“Make Sure That Prenup Is Airtight” Sherri Shepherd Shares What She’s Learned From Her Two Divorces
We root for Sherri Shepherd. And it’s not hard to do so when the woman stays working. You know what they say you can’t keep a good woman down. Even though it certainly seems like her ex husbands have tried.
But we’ll get to that later.
Since leaving “The View,” Sherri has appeared on Broadway as the Evil Stepmother in Cinderella, will pop up in Chris Rock’s new movie Top Five and has a 10 episode character arc on TV Land’s “Soul Man,” alongside bestie Niecy Nash. She’s on the move.
Recently in an interview with Uptown Magazine Sherri sat down to reflect on some of the lessons she’s learned over the years from everyone including her son Jeffrey, from other people in the industry and her two divorces.
The best piece of advice I’ve gotten…

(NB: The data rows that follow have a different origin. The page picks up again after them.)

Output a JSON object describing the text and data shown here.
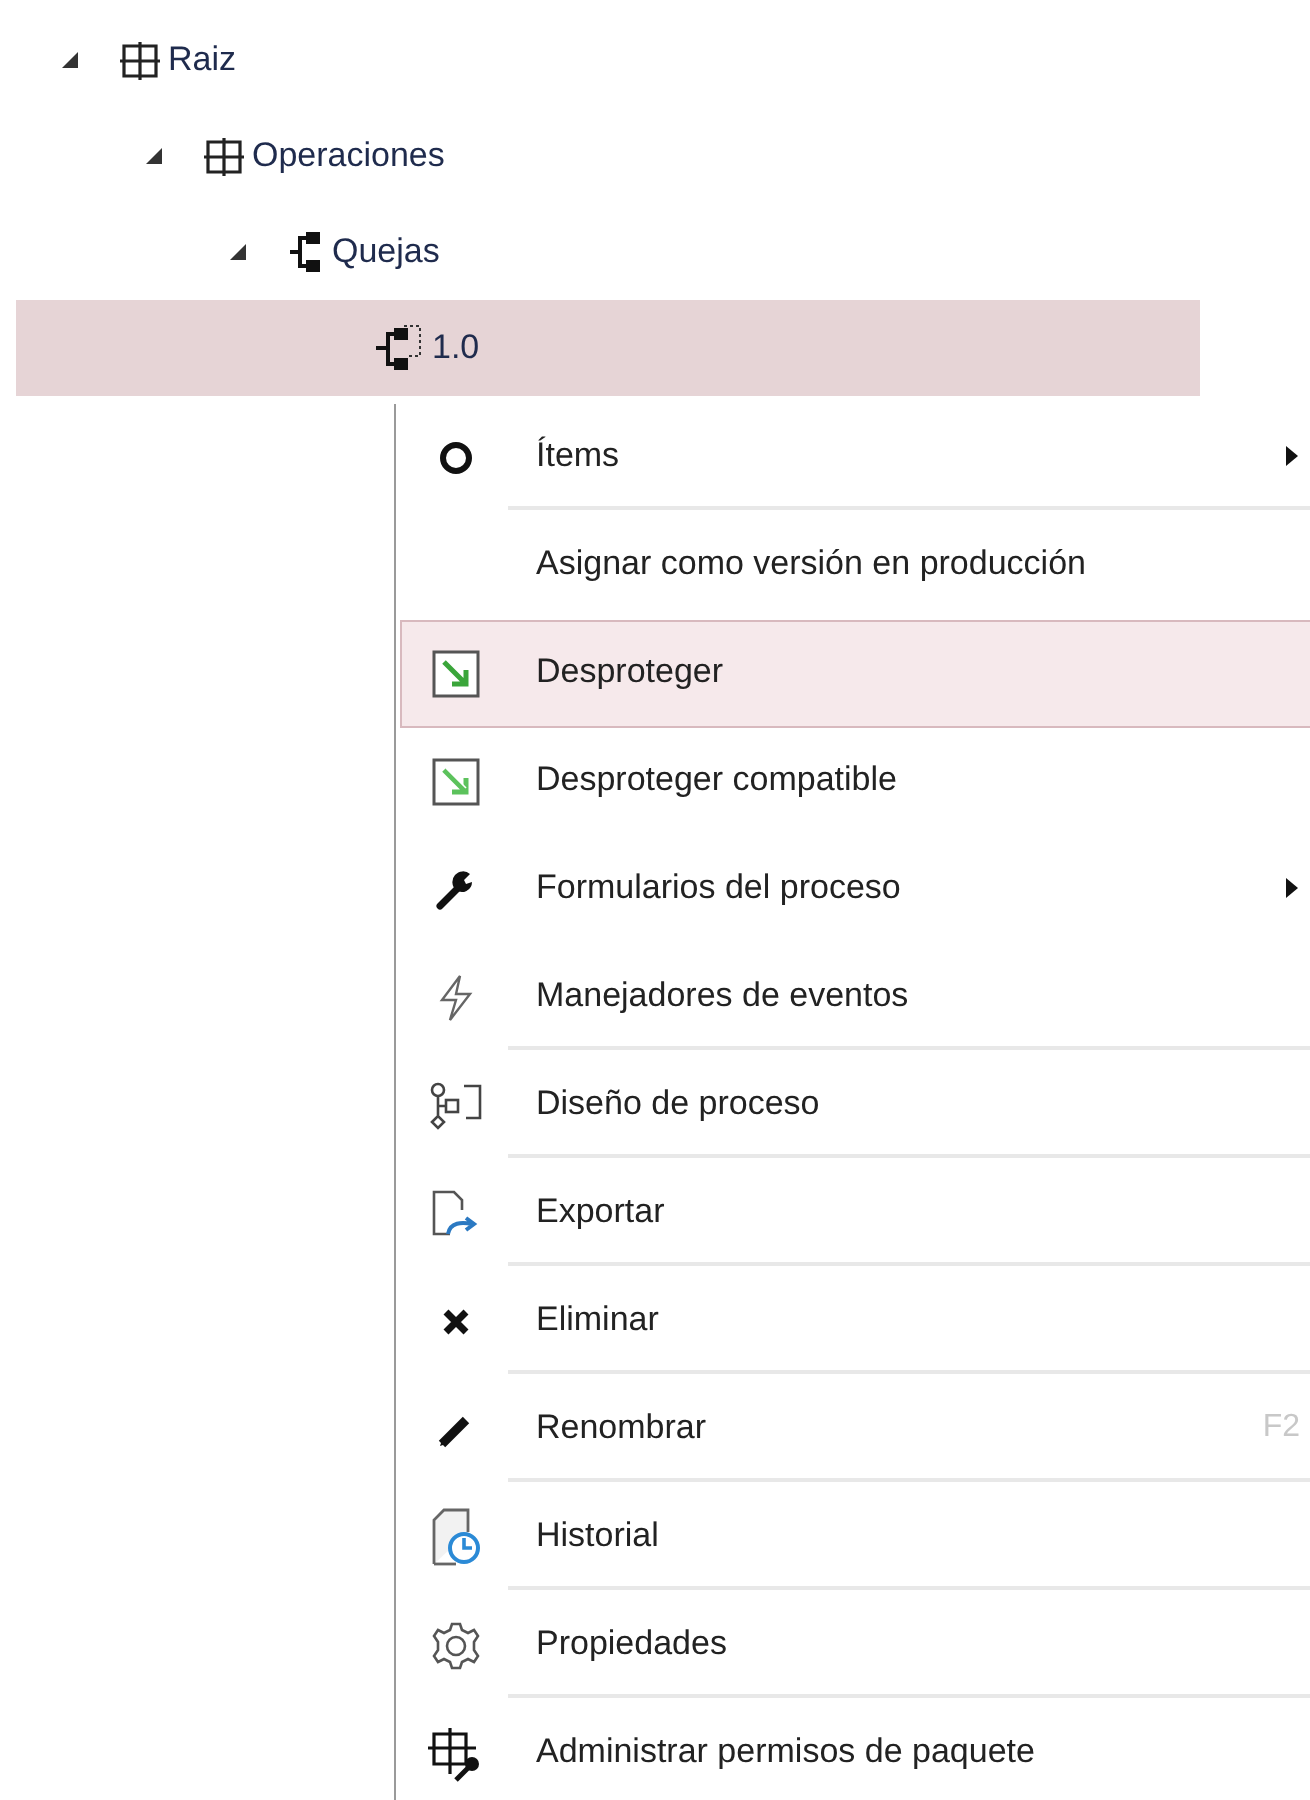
{
  "tree": [
    {
      "label": "Raiz",
      "kind": "package",
      "expanded": true,
      "selected": false,
      "children": [
        {
          "label": "Operaciones",
          "kind": "package",
          "expanded": true,
          "selected": false,
          "children": [
            {
              "label": "Quejas",
              "kind": "process",
              "expanded": true,
              "selected": false,
              "children": [
                {
                  "label": "1.0",
                  "kind": "version",
                  "selected": true
                }
              ]
            }
          ]
        }
      ]
    }
  ],
  "context_menu": {
    "items": [
      {
        "label": "Ítems",
        "submenu": true,
        "selected": false,
        "divider_after": true
      },
      {
        "label": "Asignar como versión en producción",
        "selected": false,
        "divider_after": false
      },
      {
        "label": "Desproteger",
        "selected": true,
        "divider_after": false
      },
      {
        "label": "Desproteger compatible",
        "selected": false,
        "divider_after": false
      },
      {
        "label": "Formularios del proceso",
        "submenu": true,
        "selected": false,
        "divider_after": false
      },
      {
        "label": "Manejadores de eventos",
        "selected": false,
        "divider_after": true
      },
      {
        "label": "Diseño de proceso",
        "selected": false,
        "divider_after": true
      },
      {
        "label": "Exportar",
        "selected": false,
        "divider_after": true
      },
      {
        "label": "Eliminar",
        "selected": false,
        "divider_after": true
      },
      {
        "label": "Renombrar",
        "shortcut": "F2",
        "selected": false,
        "divider_after": true
      },
      {
        "label": "Historial",
        "selected": false,
        "divider_after": true
      },
      {
        "label": "Propiedades",
        "selected": false,
        "divider_after": true
      },
      {
        "label": "Administrar permisos de paquete",
        "selected": false
      }
    ]
  }
}
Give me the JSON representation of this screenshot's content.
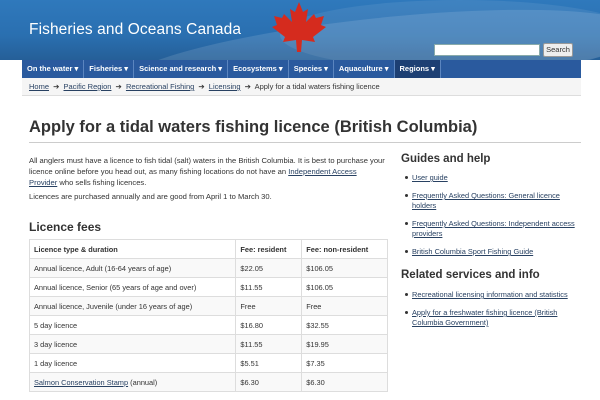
{
  "header": {
    "site_title": "Fisheries and Oceans Canada",
    "search_placeholder": "",
    "search_button": "Search"
  },
  "nav": [
    {
      "label": "On the water ▾"
    },
    {
      "label": "Fisheries ▾"
    },
    {
      "label": "Science and research ▾"
    },
    {
      "label": "Ecosystems ▾"
    },
    {
      "label": "Species ▾"
    },
    {
      "label": "Aquaculture ▾"
    },
    {
      "label": "Regions ▾"
    }
  ],
  "breadcrumb": {
    "home": "Home",
    "pacific": "Pacific Region",
    "recreational": "Recreational Fishing",
    "licensing": "Licensing",
    "current": "Apply for a tidal waters fishing licence",
    "sep": "➔"
  },
  "page": {
    "title": "Apply for a tidal waters fishing licence (British Columbia)",
    "intro_text": "All anglers must have a licence to fish tidal (salt) waters in the British Columbia. It is best to purchase your licence online before you head out, as many fishing locations do not have an ",
    "intro_link": "Independent Access Provider",
    "intro_tail": " who sells fishing licences.",
    "note": "Licences are purchased annually and are good from April 1 to March 30.",
    "fees_heading": "Licence fees"
  },
  "table": {
    "headers": [
      "Licence type & duration",
      "Fee: resident",
      "Fee: non-resident"
    ],
    "rows": [
      [
        "Annual licence, Adult (16-64 years of age)",
        "$22.05",
        "$106.05"
      ],
      [
        "Annual licence, Senior (65 years of age and over)",
        "$11.55",
        "$106.05"
      ],
      [
        "Annual licence, Juvenile (under 16 years of age)",
        "Free",
        "Free"
      ],
      [
        "5 day licence",
        "$16.80",
        "$32.55"
      ],
      [
        "3 day licence",
        "$11.55",
        "$19.95"
      ],
      [
        "1 day licence",
        "$5.51",
        "$7.35"
      ]
    ],
    "last_row": {
      "link": "Salmon Conservation Stamp",
      "suffix": " (annual)",
      "resident": "$6.30",
      "non_resident": "$6.30"
    }
  },
  "sidebar": {
    "guides_heading": "Guides and help",
    "guides": [
      "User guide",
      "Frequently Asked Questions: General licence holders",
      "Frequently Asked Questions: Independent access providers",
      "British Columbia Sport Fishing Guide"
    ],
    "related_heading": "Related services and info",
    "related": [
      "Recreational licensing information and statistics",
      "Apply for a freshwater fishing licence (British Columbia Government)"
    ]
  },
  "colors": {
    "header_blue": "#2f79bc",
    "nav_blue": "#2a5a9e",
    "flag_red": "#d52b1e",
    "link": "#284162"
  }
}
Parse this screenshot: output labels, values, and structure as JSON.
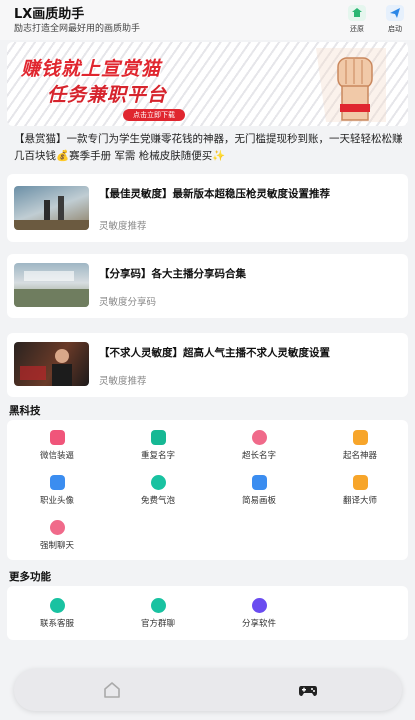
{
  "header": {
    "title": "LX画质助手",
    "subtitle": "励志打造全网最好用的画质助手",
    "buttons": [
      {
        "label": "还原",
        "icon": "restore-icon",
        "color": "#2bb673"
      },
      {
        "label": "启动",
        "icon": "launch-icon",
        "color": "#2b86e6"
      }
    ]
  },
  "banner": {
    "line1": "赚钱就上宣赏猫",
    "line2": "任务兼职平台",
    "cta": "点击立即下载",
    "accent": "#e0262f"
  },
  "description": "【悬赏猫】一款专门为学生党赚零花钱的神器，无门槛提现秒到账，一天轻轻松松赚几百块钱💰赛季手册 军需 枪械皮肤随便买✨",
  "articles": [
    {
      "title": "【最佳灵敏度】最新版本超稳压枪灵敏度设置推荐",
      "tag": "灵敏度推荐"
    },
    {
      "title": "【分享码】各大主播分享码合集",
      "tag": "灵敏度分享码"
    },
    {
      "title": "【不求人灵敏度】超高人气主播不求人灵敏度设置",
      "tag": "灵敏度推荐"
    }
  ],
  "black_tech": {
    "label": "黑科技",
    "items": [
      {
        "label": "微信装逼",
        "icon": "wechat-flex-icon",
        "color": "#f0557a"
      },
      {
        "label": "重复名字",
        "icon": "duplicate-name-icon",
        "color": "#16b894"
      },
      {
        "label": "超长名字",
        "icon": "long-name-icon",
        "color": "#f06a8a"
      },
      {
        "label": "起名神器",
        "icon": "naming-tool-icon",
        "color": "#f7a52a"
      },
      {
        "label": "职业头像",
        "icon": "pro-avatar-icon",
        "color": "#3b8df0"
      },
      {
        "label": "免费气泡",
        "icon": "free-bubble-icon",
        "color": "#19c2a1"
      },
      {
        "label": "简易画板",
        "icon": "drawing-board-icon",
        "color": "#3b8df0"
      },
      {
        "label": "翻译大师",
        "icon": "translator-icon",
        "color": "#f7a52a"
      },
      {
        "label": "强制聊天",
        "icon": "force-chat-icon",
        "color": "#f06a8a"
      }
    ]
  },
  "more": {
    "label": "更多功能",
    "items": [
      {
        "label": "联系客服",
        "icon": "customer-service-icon",
        "color": "#19c2a1"
      },
      {
        "label": "官方群聊",
        "icon": "group-chat-icon",
        "color": "#19c2a1"
      },
      {
        "label": "分享软件",
        "icon": "share-app-icon",
        "color": "#6a4cf0"
      }
    ]
  },
  "nav": [
    {
      "icon": "home-icon"
    },
    {
      "icon": "gamepad-icon"
    }
  ]
}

was never let anyone drive your car who couldn’t immediately pay if they damaged it. ‘I’m sorry’ won’t get you to work.
The hardest lesson to learn…
is that I don’t have to take the weight of the world on my shoulders. I can’t take the weight of Christians, African Americans and of women. Being on The View, I would frequently have people who vehemently disagreed with my stance and would take to social media and fire vicious rants at me. I had to learn that I only have to please an audience of one: God.
Being single again…
I wonder, ‘Oh Lord, where do I start? How did I get back to this place?’ Now I’m back at all the singles ministries in church. When I got married, I got to sit in church and enjoy all the sermons. Now, [I’m] ushering and teaching Sunday School. Now I’m expected to do clean-up because all the married folks figure I have nothing better to do.
The lessons that two divorces have taught me…
are to get a chair, sit down somewhere and take the time to heal. Don’t make decisions out of fear. It’s okay to be alone. And make sure that the pre-nup is airtight, baby!
Last week, when Niecy Nash appeared on “The Wendy Williams Show,” Wendy asked her if she felt guilty for introducing Sherri to her soon to be ex husband, Lamar Sally. Niecy didn’t really introduce them, she just hosted a matchmaking party where they two ran into each other. Niecy responded interestingly saying, no because with the space Sherri was in, she would have picked a man similar to Lamar, whether she met him at her party or not.
And it seems, based on Sherri’s own answer that may have indeed been the case.
Leaving The View…
was bittersweet, exciting and scary. Seven years I was there and the cast and crew became a family to me. They embraced me when I moved to New York City not knowing anyone. Barbara Walters pushed me past my limits and challenged me. Every single day for about three years, I would go into my dressing room and cry because I felt I did not belong at that table. But her pushing me brought out a confidence where I could sit at that table and say ‘No. Let me finish.’ Barbara came to respect me, and if you ask her she will say, ‘Sherri always did her research, was always prepared and was the co-host who’d grown the most.’
Having a special needs child…
made me more compassionate, more patient. I put him on a track team this year to work on his socialization skills. Jeffrey found me in the sea of parents and screamed “Mommy, I’m scared but I’m going to be brave.” Through tears I saw my baby run. He finished last, but he held his fingers up in the victory sign. He taught me that if I fall, as long as I get back up and finish, I am a winner.
You can read the rest of Sherri’s interview with Uptown here.